The VR news website VR Focus did a good profile on Somnium Space co-founder and CEO Artur Sychov at the recent Gamescom 2019 conference in Cologne, Germany, where he talked about the upcoming Somnium Space 2.0 update and shared a few shots of what it looks like:
As I have mentioned before, Somnium Space is planning to integrate blockchain as part of their social platform, stating on their website:
In the VR Focus video, Artur describes what he sees as some of the benefits of blockchain:
As I said, there are two ways you can do it: either we have a centralized approach like any other game in the world including Second Life, which has 500 million dollars revenue per year, or we do it decentralized. And centralized means, as a company, we hold all the information about all your items, all your belongings, on our servers. The only problem is, for the player… if there is anything happening, so you work hard for years and you earn some items and money inside the game and you own avatars and everything, but once you get banned for any reason… your items are gone. You are not in control of your belongings. On the other hand, a decentralized economy, a blockchain economy, allows you to own those items on the token and we as the company have no way how to influence that. For example, you own an avatar, it’s on a blockchain token, you can go and sell it on the open market and if we decide to ban you… you can still go and sell your avatar on the free market, and we have no influence over that, so we cannot stop you to do so and that’s the power of the blockchain. We have decoupled the economy from Somnium as an operating company, and we give this power back to the users.
Now, this all sounds wonderful, but I do wonder if Somnium Space is going to run into some serious technical issues when they try to implement this truly decentralized plan. Decentraland is an example of a blockchain-based virtual world that promised a decentralized implementation, a promise on which it has not yet delivered. Saying that you own something like virtual land on the blockchain is one thing, but if the servers providing access to your land are centralized (as Decentraland’s servers are right now), that proof of ownership is meaningless if they decide to shut the service down at some point in the future. And the same thing applies to Somnium Space.
But that’s not the only concern I have. In this video, Artur says that blockchain could be used as a way to evade a ban from the company, citing the example that a blockchain-based avatar could still be sold on the free market, outside the control of Somnium Space.
Let’s examine this idea more carefully. Since this was filmed during a conference in Germany, let’s say you create an avatar that breaks Germany’s strict laws banning denial of the Holocaust. (For example, an avatar holding a large picket sign claiming that the genocide of 6 million European Jews, as well as millions of others, including gypsies and homosexuals, never actually happened.)
First, are you claiming that avatar representation on your platform will be completely decentralized, that is, distributed over multiple servers worldwide over which the company has zero control? The technical implementation issues would be enormous, I would think. I can’t think of a single social VR platform or virtual world that has been able to do this (and if I am wrong, somebody please correct me).

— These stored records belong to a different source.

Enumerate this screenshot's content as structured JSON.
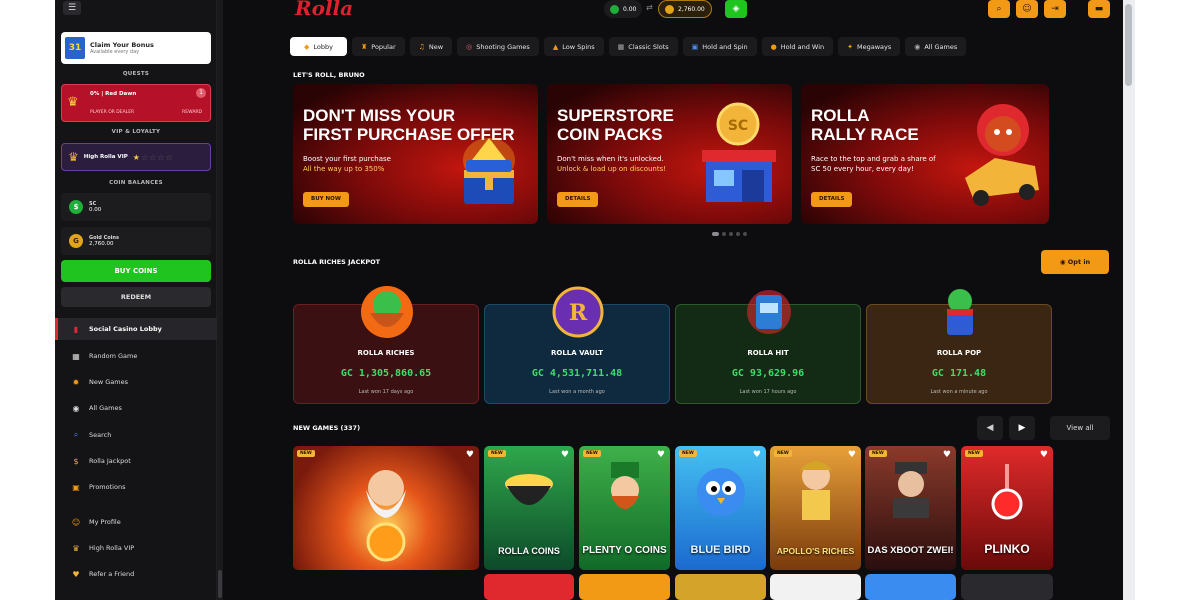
{
  "sidebar": {
    "menu_icon": "☰",
    "claim": {
      "title": "Claim Your Bonus",
      "subtitle": "Available every day"
    },
    "quests_label": "QUESTS",
    "quest": {
      "title": "0% | Red Dawn",
      "left": "PLAYER OR DEALER",
      "right": "REWARD",
      "count": "1"
    },
    "vip_label": "VIP & LOYALTY",
    "vip": {
      "label": "High Rolla VIP",
      "stars_on": "★",
      "stars_off": "☆☆☆☆"
    },
    "coin_label": "COIN BALANCES",
    "sc": {
      "name": "SC",
      "value": "0.00"
    },
    "gc": {
      "name": "Gold Coins",
      "value": "2,760.00"
    },
    "buy_label": "BUY COINS",
    "redeem_label": "REDEEM",
    "nav": [
      {
        "icon": "▮",
        "label": "Social Casino Lobby"
      },
      {
        "icon": "▦",
        "label": "Random Game"
      },
      {
        "icon": "✹",
        "label": "New Games"
      },
      {
        "icon": "◉",
        "label": "All Games"
      },
      {
        "icon": "⌕",
        "label": "Search"
      },
      {
        "icon": "$",
        "label": "Rolla Jackpot"
      },
      {
        "icon": "▣",
        "label": "Promotions"
      },
      {
        "icon": "☺",
        "label": "My Profile"
      },
      {
        "icon": "♛",
        "label": "High Rolla VIP"
      },
      {
        "icon": "♥",
        "label": "Refer a Friend"
      }
    ]
  },
  "header": {
    "logo": "Rolla",
    "sc_balance": "0.00",
    "gc_balance": "2,760.00",
    "swap": "⇄",
    "icons": {
      "search": "⌕",
      "profile": "☺",
      "logout": "⇥",
      "chat": "▬"
    }
  },
  "tabs": [
    {
      "icon": "◆",
      "label": "Lobby"
    },
    {
      "icon": "♜",
      "label": "Popular"
    },
    {
      "icon": "♫",
      "label": "New"
    },
    {
      "icon": "◎",
      "label": "Shooting Games"
    },
    {
      "icon": "▲",
      "label": "Low Spins"
    },
    {
      "icon": "▦",
      "label": "Classic Slots"
    },
    {
      "icon": "▣",
      "label": "Hold and Spin"
    },
    {
      "icon": "●",
      "label": "Hold and Win"
    },
    {
      "icon": "✦",
      "label": "Megaways"
    },
    {
      "icon": "◉",
      "label": "All Games"
    }
  ],
  "greeting": "LET'S ROLL, BRUNO",
  "banners": [
    {
      "headline1": "DON'T MISS YOUR",
      "headline2": "FIRST PURCHASE OFFER",
      "sub1": "Boost your first purchase",
      "sub2": "All the way up to 350%",
      "cta": "BUY NOW"
    },
    {
      "headline1": "SUPERSTORE",
      "headline2": "COIN PACKS",
      "sub1": "Don't miss when it's unlocked.",
      "sub2": "Unlock & load up on discounts!",
      "cta": "DETAILS"
    },
    {
      "headline1": "ROLLA",
      "headline2": "RALLY RACE",
      "sub1": "Race to the top and grab a share of",
      "sub2": "SC 50 every hour, every day!",
      "cta": "DETAILS"
    }
  ],
  "jackpot_section": {
    "title": "ROLLA RICHES JACKPOT",
    "opt_in": "Opt in"
  },
  "jackpots": [
    {
      "name": "ROLLA RICHES",
      "value": "GC 1,305,860.65",
      "time": "Last won 17 days ago"
    },
    {
      "name": "ROLLA VAULT",
      "value": "GC 4,531,711.48",
      "time": "Last won a month ago"
    },
    {
      "name": "ROLLA HIT",
      "value": "GC 93,629.96",
      "time": "Last won 17 hours ago"
    },
    {
      "name": "ROLLA POP",
      "value": "GC 171.48",
      "time": "Last won a minute ago"
    }
  ],
  "new_games": {
    "title": "NEW GAMES (337)",
    "prev": "◀",
    "next": "▶",
    "view_all": "View all"
  },
  "games": [
    {
      "title": "",
      "badge": "NEW"
    },
    {
      "title": "ROLLA COINS",
      "badge": "NEW"
    },
    {
      "title": "PLENTY O COINS",
      "badge": "NEW"
    },
    {
      "title": "BLUE BIRD",
      "badge": "NEW"
    },
    {
      "title": "APOLLO'S RICHES",
      "badge": "NEW"
    },
    {
      "title": "DAS XBOOT ZWEI!",
      "badge": "NEW"
    },
    {
      "title": "PLINKO",
      "badge": "NEW"
    }
  ]
}
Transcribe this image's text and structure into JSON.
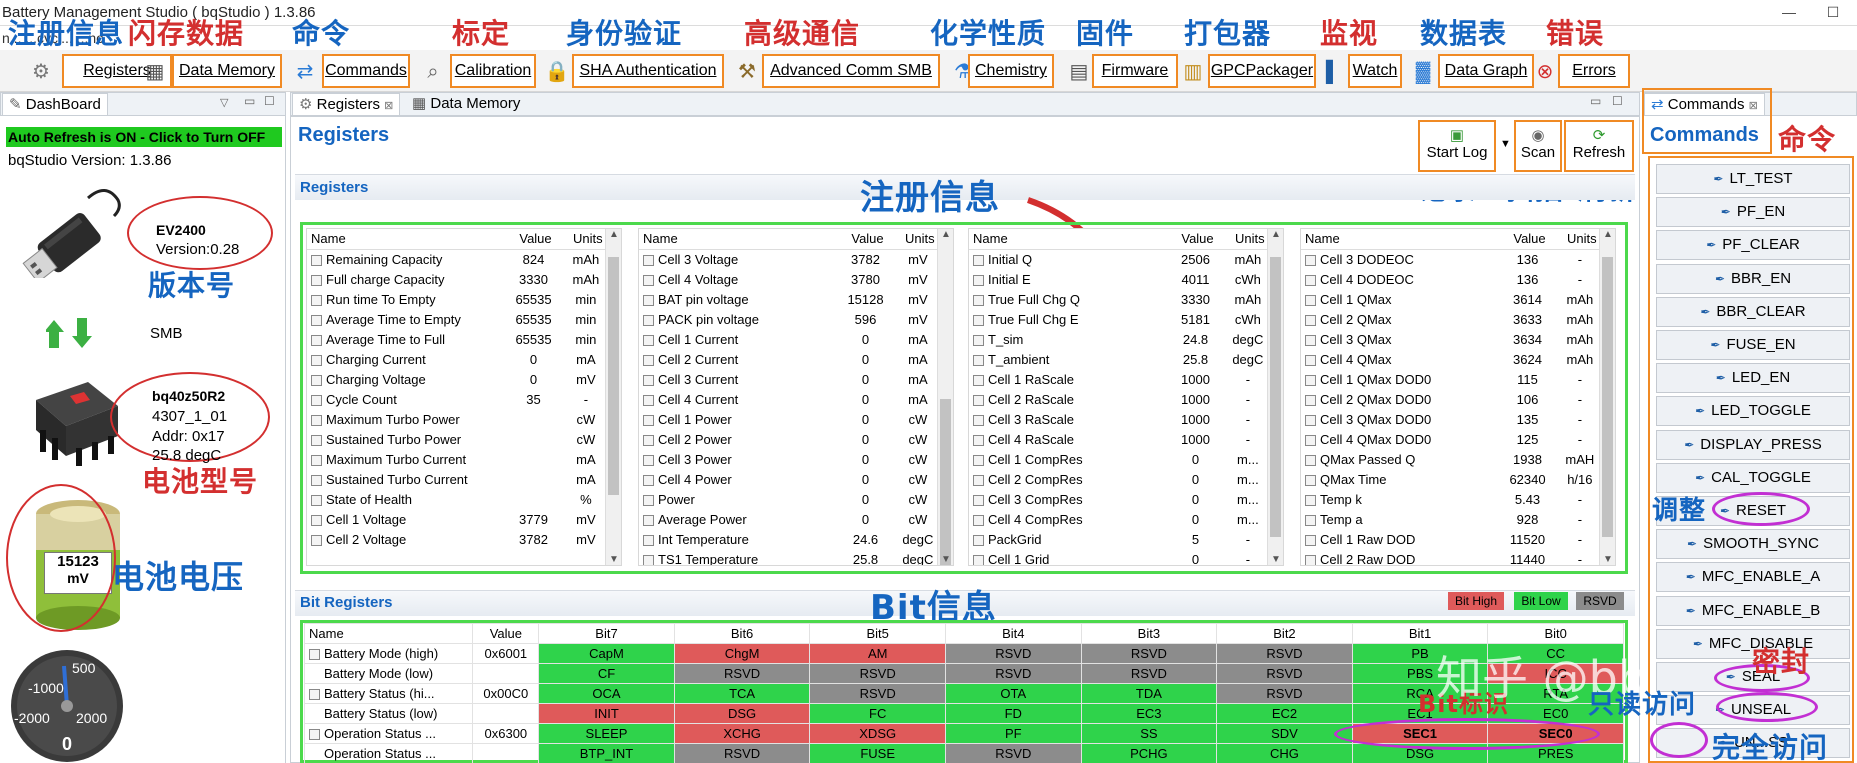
{
  "window": {
    "title": "Battery Management Studio ( bqStudio ) 1.3.86",
    "subtitle_fragment": "n... ...cycl... ...no",
    "min_label": "—",
    "max_label": "☐"
  },
  "toolbar": {
    "buttons": [
      {
        "label": "Registers",
        "icon": "gear-icon"
      },
      {
        "label": "Data Memory",
        "icon": "chip-icon"
      },
      {
        "label": "Commands",
        "icon": "arrows-icon"
      },
      {
        "label": "Calibration",
        "icon": "magnifier-icon"
      },
      {
        "label": "SHA Authentication",
        "icon": "lock-icon"
      },
      {
        "label": "Advanced Comm SMB",
        "icon": "tools-icon"
      },
      {
        "label": "Chemistry",
        "icon": "flask-icon"
      },
      {
        "label": "Firmware",
        "icon": "firmware-icon"
      },
      {
        "label": "GPCPackager",
        "icon": "package-icon"
      },
      {
        "label": "Watch",
        "icon": "book-icon"
      },
      {
        "label": "Data Graph",
        "icon": "graph-icon"
      },
      {
        "label": "Errors",
        "icon": "error-icon"
      }
    ],
    "annotations": [
      "注册信息",
      "闪存数据",
      "命令",
      "标定",
      "身份验证",
      "高级通信",
      "化学性质",
      "固件",
      "打包器",
      "监视",
      "数据表",
      "错误"
    ]
  },
  "dashboard": {
    "tab_label": "DashBoard",
    "auto_refresh": "Auto Refresh is ON - Click to Turn OFF",
    "version_line": "bqStudio Version:  1.3.86",
    "adapter_name": "EV2400",
    "adapter_version": "Version:0.28",
    "bus": "SMB",
    "device_name": "bq40z50R2",
    "device_fw": "4307_1_01",
    "device_addr": "Addr: 0x17",
    "device_temp": "25.8 degC",
    "voltage_value": "15123",
    "voltage_unit": "mV",
    "gauge_labels": [
      "500",
      "-1000",
      "-2000",
      "2000",
      "0"
    ],
    "ann_version": "版本号",
    "ann_model": "电池型号",
    "ann_voltage": "电池电压"
  },
  "center": {
    "tabs": [
      "Registers",
      "Data Memory"
    ],
    "title": "Registers",
    "subsection": "Registers",
    "start_log": "Start Log",
    "scan": "Scan",
    "refresh": "Refresh",
    "ann_register": "注册信息",
    "ann_log": "记录",
    "ann_scan": "扫描",
    "ann_refresh": "刷新",
    "table_headers": [
      "Name",
      "Value",
      "Units"
    ],
    "tables": [
      [
        [
          "Remaining Capacity",
          "824",
          "mAh"
        ],
        [
          "Full charge Capacity",
          "3330",
          "mAh"
        ],
        [
          "Run time To Empty",
          "65535",
          "min"
        ],
        [
          "Average Time to Empty",
          "65535",
          "min"
        ],
        [
          "Average Time to Full",
          "65535",
          "min"
        ],
        [
          "Charging Current",
          "0",
          "mA"
        ],
        [
          "Charging Voltage",
          "0",
          "mV"
        ],
        [
          "Cycle Count",
          "35",
          "-"
        ],
        [
          "Maximum Turbo Power",
          "",
          "cW"
        ],
        [
          "Sustained Turbo Power",
          "",
          "cW"
        ],
        [
          "Maximum Turbo Current",
          "",
          "mA"
        ],
        [
          "Sustained Turbo Current",
          "",
          "mA"
        ],
        [
          "State of Health",
          "",
          "%"
        ],
        [
          "Cell 1 Voltage",
          "3779",
          "mV"
        ],
        [
          "Cell 2 Voltage",
          "3782",
          "mV"
        ]
      ],
      [
        [
          "Cell 3 Voltage",
          "3782",
          "mV"
        ],
        [
          "Cell 4 Voltage",
          "3780",
          "mV"
        ],
        [
          "BAT pin voltage",
          "15128",
          "mV"
        ],
        [
          "PACK pin voltage",
          "596",
          "mV"
        ],
        [
          "Cell 1 Current",
          "0",
          "mA"
        ],
        [
          "Cell 2 Current",
          "0",
          "mA"
        ],
        [
          "Cell 3 Current",
          "0",
          "mA"
        ],
        [
          "Cell 4 Current",
          "0",
          "mA"
        ],
        [
          "Cell 1 Power",
          "0",
          "cW"
        ],
        [
          "Cell 2 Power",
          "0",
          "cW"
        ],
        [
          "Cell 3 Power",
          "0",
          "cW"
        ],
        [
          "Cell 4 Power",
          "0",
          "cW"
        ],
        [
          "Power",
          "0",
          "cW"
        ],
        [
          "Average Power",
          "0",
          "cW"
        ],
        [
          "Int Temperature",
          "24.6",
          "degC"
        ],
        [
          "TS1 Temperature",
          "25.8",
          "degC"
        ]
      ],
      [
        [
          "Initial Q",
          "2506",
          "mAh"
        ],
        [
          "Initial E",
          "4011",
          "cWh"
        ],
        [
          "True Full Chg Q",
          "3330",
          "mAh"
        ],
        [
          "True Full Chg E",
          "5181",
          "cWh"
        ],
        [
          "T_sim",
          "24.8",
          "degC"
        ],
        [
          "T_ambient",
          "25.8",
          "degC"
        ],
        [
          "Cell 1 RaScale",
          "1000",
          "-"
        ],
        [
          "Cell 2 RaScale",
          "1000",
          "-"
        ],
        [
          "Cell 3 RaScale",
          "1000",
          "-"
        ],
        [
          "Cell 4 RaScale",
          "1000",
          "-"
        ],
        [
          "Cell 1 CompRes",
          "0",
          "m..."
        ],
        [
          "Cell 2 CompRes",
          "0",
          "m..."
        ],
        [
          "Cell 3 CompRes",
          "0",
          "m..."
        ],
        [
          "Cell 4 CompRes",
          "0",
          "m..."
        ],
        [
          "PackGrid",
          "5",
          "-"
        ],
        [
          "Cell 1 Grid",
          "0",
          "-"
        ]
      ],
      [
        [
          "Cell 3 DODEOC",
          "136",
          "-"
        ],
        [
          "Cell 4 DODEOC",
          "136",
          "-"
        ],
        [
          "Cell 1 QMax",
          "3614",
          "mAh"
        ],
        [
          "Cell 2 QMax",
          "3633",
          "mAh"
        ],
        [
          "Cell 3 QMax",
          "3634",
          "mAh"
        ],
        [
          "Cell 4 QMax",
          "3624",
          "mAh"
        ],
        [
          "Cell 1 QMax DOD0",
          "115",
          "-"
        ],
        [
          "Cell 2 QMax DOD0",
          "106",
          "-"
        ],
        [
          "Cell 3 QMax DOD0",
          "135",
          "-"
        ],
        [
          "Cell 4 QMax DOD0",
          "125",
          "-"
        ],
        [
          "QMax Passed Q",
          "1938",
          "mAH"
        ],
        [
          "QMax Time",
          "62340",
          "h/16"
        ],
        [
          "Temp k",
          "5.43",
          "-"
        ],
        [
          "Temp a",
          "928",
          "-"
        ],
        [
          "Cell 1 Raw DOD",
          "11520",
          "-"
        ],
        [
          "Cell 2 Raw DOD",
          "11440",
          "-"
        ]
      ]
    ],
    "bit_section": "Bit Registers",
    "ann_bit": "Bit信息",
    "legend": [
      "Bit High",
      "Bit Low",
      "RSVD"
    ],
    "bit_headers": [
      "Name",
      "Value",
      "Bit7",
      "Bit6",
      "Bit5",
      "Bit4",
      "Bit3",
      "Bit2",
      "Bit1",
      "Bit0"
    ],
    "bit_rows": [
      {
        "name": "Battery Mode (high)",
        "value": "0x6001",
        "bits": [
          "CapM",
          "ChgM",
          "AM",
          "RSVD",
          "RSVD",
          "RSVD",
          "PB",
          "CC"
        ],
        "colors": [
          "g",
          "r",
          "r",
          "x",
          "x",
          "x",
          "g",
          "g"
        ]
      },
      {
        "name": "Battery Mode (low)",
        "value": "",
        "bits": [
          "CF",
          "RSVD",
          "RSVD",
          "RSVD",
          "RSVD",
          "RSVD",
          "PBS",
          "ICC"
        ],
        "colors": [
          "g",
          "x",
          "x",
          "x",
          "x",
          "x",
          "g",
          "r"
        ]
      },
      {
        "name": "Battery Status (hi...",
        "value": "0x00C0",
        "bits": [
          "OCA",
          "TCA",
          "RSVD",
          "OTA",
          "TDA",
          "RSVD",
          "RCA",
          "RTA"
        ],
        "colors": [
          "g",
          "g",
          "x",
          "g",
          "g",
          "x",
          "g",
          "g"
        ]
      },
      {
        "name": "Battery Status (low)",
        "value": "",
        "bits": [
          "INIT",
          "DSG",
          "FC",
          "FD",
          "EC3",
          "EC2",
          "EC1",
          "EC0"
        ],
        "colors": [
          "r",
          "r",
          "g",
          "g",
          "g",
          "g",
          "g",
          "g"
        ]
      },
      {
        "name": "Operation Status ...",
        "value": "0x6300",
        "bits": [
          "SLEEP",
          "XCHG",
          "XDSG",
          "PF",
          "SS",
          "SDV",
          "SEC1",
          "SEC0"
        ],
        "colors": [
          "g",
          "r",
          "r",
          "g",
          "g",
          "g",
          "r",
          "r"
        ]
      },
      {
        "name": "Operation Status ...",
        "value": "",
        "bits": [
          "BTP_INT",
          "RSVD",
          "FUSE",
          "RSVD",
          "PCHG",
          "CHG",
          "DSG",
          "PRES"
        ],
        "colors": [
          "g",
          "x",
          "g",
          "x",
          "g",
          "g",
          "g",
          "g"
        ]
      }
    ],
    "ann_bit_flag": "Bit标识",
    "watermark": "知乎 @bbsgyd"
  },
  "commands": {
    "tab_label": "Commands",
    "title": "Commands",
    "ann_title": "命令",
    "items": [
      "LT_TEST",
      "PF_EN",
      "PF_CLEAR",
      "BBR_EN",
      "BBR_CLEAR",
      "FUSE_EN",
      "LED_EN",
      "LED_TOGGLE",
      "DISPLAY_PRESS",
      "CAL_TOGGLE",
      "RESET",
      "SMOOTH_SYNC",
      "MFC_ENABLE_A",
      "MFC_ENABLE_B",
      "MFC_DISABLE",
      "SEAL",
      "UNSEAL",
      "UNSEAL_FULL"
    ],
    "visible_labels": [
      "LT_TEST",
      "PF_EN",
      "PF_CLEAR",
      "BBR_EN",
      "BBR_CLEAR",
      "FUSE_EN",
      "LED_EN",
      "LED_TOGGLE",
      "DISPLAY_PRESS",
      "CAL_TOGGLE",
      "RESET",
      "SMOOTH_SYNC",
      "MFC_ENABLE_A",
      "MFC_ENABLE_B",
      "MFC_DISABLE",
      "SEAL",
      "UNSEAL",
      "UN...SS"
    ],
    "ann_adjust": "调整",
    "ann_seal": "密封",
    "ann_readonly": "只读访问",
    "ann_full": "完全访问"
  },
  "colors": {
    "accent": "#f08a24",
    "annotation": "#1565c0",
    "highlight": "#4cd94c",
    "bit_high": "#df5a5a",
    "bit_low": "#2fd34b",
    "rsvd": "#8c8c8c"
  }
}
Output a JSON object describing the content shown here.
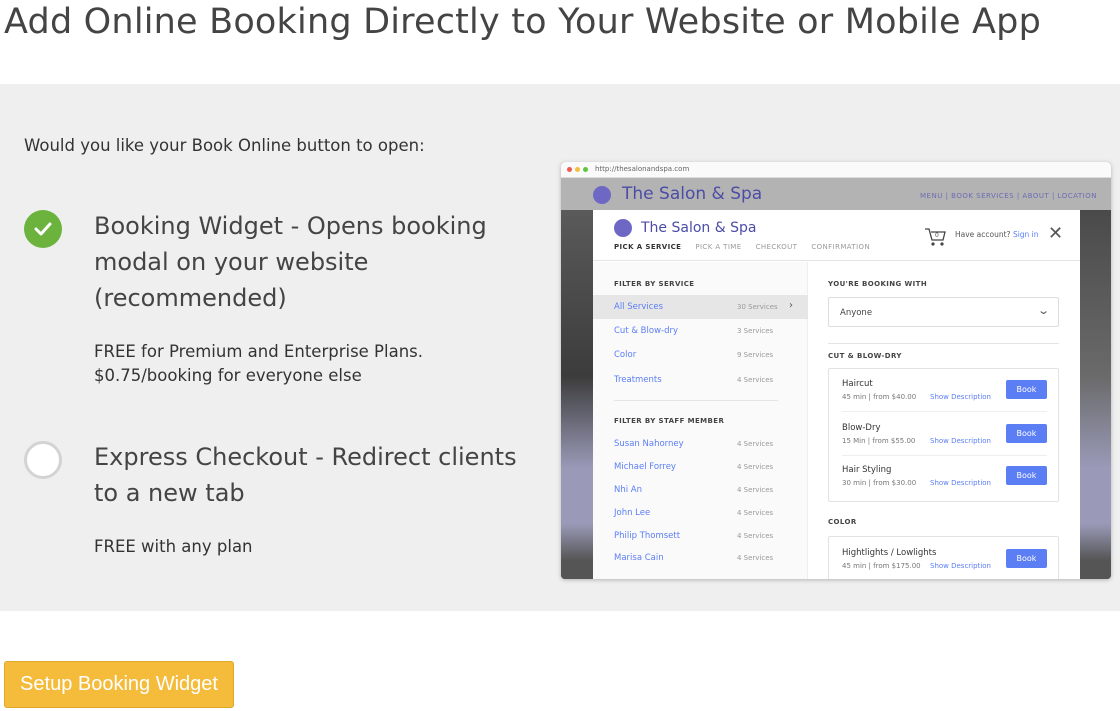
{
  "page": {
    "title": "Add Online Booking Directly to Your Website or Mobile App"
  },
  "question": "Would you like your Book Online button to open:",
  "options": [
    {
      "title": "Booking Widget - Opens booking modal on your website (recommended)",
      "description_lines": [
        "FREE for Premium and Enterprise Plans.",
        "$0.75/booking for everyone else"
      ],
      "selected": true
    },
    {
      "title": "Express Checkout - Redirect clients to a new tab",
      "description_lines": [
        "FREE with any plan"
      ],
      "selected": false
    }
  ],
  "preview": {
    "url": "http://thesalonandspa.com",
    "site_name": "The Salon & Spa",
    "site_nav": "MENU | BOOK SERVICES | ABOUT | LOCATION",
    "modal": {
      "business_name": "The Salon & Spa",
      "steps": [
        "PICK A SERVICE",
        "PICK A TIME",
        "CHECKOUT",
        "CONFIRMATION"
      ],
      "cart_count": "0",
      "account_text": "Have account?",
      "sign_in": "Sign in",
      "filter_by_service_label": "FILTER BY SERVICE",
      "service_filters": [
        {
          "name": "All Services",
          "count": "30 Services"
        },
        {
          "name": "Cut & Blow-dry",
          "count": "3 Services"
        },
        {
          "name": "Color",
          "count": "9 Services"
        },
        {
          "name": "Treatments",
          "count": "4 Services"
        }
      ],
      "filter_by_staff_label": "FILTER BY STAFF MEMBER",
      "staff_filters": [
        {
          "name": "Susan Nahorney",
          "count": "4 Services"
        },
        {
          "name": "Michael Forrey",
          "count": "4 Services"
        },
        {
          "name": "Nhi An",
          "count": "4 Services"
        },
        {
          "name": "John Lee",
          "count": "4 Services"
        },
        {
          "name": "Philip Thomsett",
          "count": "4 Services"
        },
        {
          "name": "Marisa Cain",
          "count": "4 Services"
        }
      ],
      "booking_with_label": "YOU'RE BOOKING WITH",
      "booking_with_value": "Anyone",
      "cut_section_label": "CUT & BLOW-DRY",
      "cut_services": [
        {
          "name": "Haircut",
          "meta": "45 min | from $40.00",
          "desc": "Show Description",
          "book": "Book"
        },
        {
          "name": "Blow-Dry",
          "meta": "15 Min | from $55.00",
          "desc": "Show Description",
          "book": "Book"
        },
        {
          "name": "Hair Styling",
          "meta": "30 min | from $30.00",
          "desc": "Show Description",
          "book": "Book"
        }
      ],
      "color_section_label": "COLOR",
      "color_services": [
        {
          "name": "Hightlights / Lowlights",
          "meta": "45 min | from $175.00",
          "desc": "Show Description",
          "book": "Book"
        }
      ]
    }
  },
  "setup_button": "Setup Booking Widget",
  "colors": {
    "accent_green": "#6cb33e",
    "button_yellow": "#f5bc3c",
    "link_blue": "#5b7ef5",
    "brand_purple": "#4b4ca6"
  }
}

And second, what happens if the German government knocks on Somnium Space’s door and insists that the Holocaust-denying avatar be completely banned from Somnium Space accessed from German computers, in accordance with their law? Facebook is just one example of a company that has fallen afoul of German Holocaust denial laws.
Or let’s look at this with a different example. What if your avatar were a sexually explicit one, being used for child pornography purposes? I think you will agree with me that any social VR platform which gives such complete, unfettered freedom to avatar creators is going to run into many serious legal problems from a variety of jurisdictions around the world.
All being on the blockchain means is that you can prove you own something. Period. It doesn’t confer the freedom to do whatever you want, possibly running afoul of corporate policy and global laws. And I would be cautious of any company that makes these kinds of promises, especially in these wearying days of relentless blockchain hyperbole. There’s lots of breezy talk in the cryptocurrency and blockchain community about concepts such as “decentralization” and “ownership” and “freedom”, without a lot of serious thinking about the consequences if such a vision were to be fully implemented. We need to have those discussions, too.
I look forward to exploring Somnium Space 2.0 when it comes out. The early teaser shots look wonderful, and I think that moving to full-body avatars is a great idea. There’s lots of good ideas in Somnium Space, but I am a little concerned (and a little skeptical) about some of the blockchain-related promises being made in this video. Sorry, Artur! Please don’t take this personally. You know I will point out potentially problematic issues on this blog when I run across them, and Somnium Space is not the only blockchain-based virtual world I have criticized. You will remember that I also gave you a hard time with that whole “eternal life” promise you made last year. You just need to reign back on the promises a bit, until the technology catches up 😉
So, what do you think? Please feel free to leave a comment below or, as always, you are welcome to join the freewheeling conversations and debates about social VR and virtual worlds taking place on the RyanSchultz.com Discord server, the first cross-worlds discussion forum!
Thanks to Artur Sychov for the heads up on the video!